*** Data under study ***

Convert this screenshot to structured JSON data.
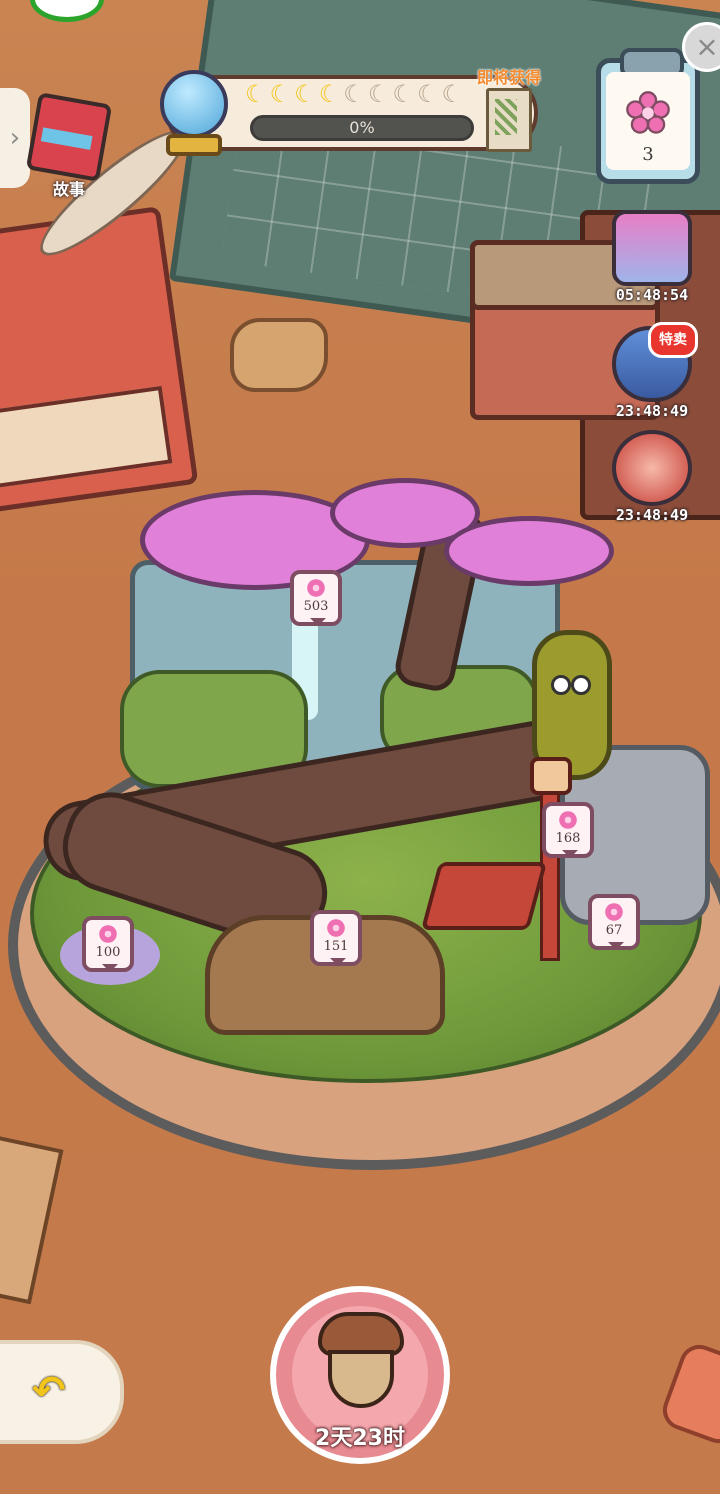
{
  "hud": {
    "story_label": "故事",
    "progress_text": "0%",
    "progress_value": 0,
    "moons_filled": 4,
    "moons_total": 9,
    "upcoming_reward_label": "即将获得"
  },
  "task_board": {
    "count": "3"
  },
  "side_offers": [
    {
      "timer": "05:48:54",
      "icon": "flower-gift-box"
    },
    {
      "timer": "23:48:49",
      "icon": "machine-sale",
      "badge": "特卖"
    },
    {
      "timer": "23:48:49",
      "icon": "piggy-bank"
    }
  ],
  "pins": [
    {
      "value": "503"
    },
    {
      "value": "168"
    },
    {
      "value": "100"
    },
    {
      "value": "151"
    },
    {
      "value": "67"
    }
  ],
  "acorn_button": {
    "timer": "2天23时"
  },
  "colors": {
    "accent": "#f2c51b",
    "pin_border": "#7e4d61",
    "blossom": "#e080d8",
    "acorn_button": "#e78a91"
  }
}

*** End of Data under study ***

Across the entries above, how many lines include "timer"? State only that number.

4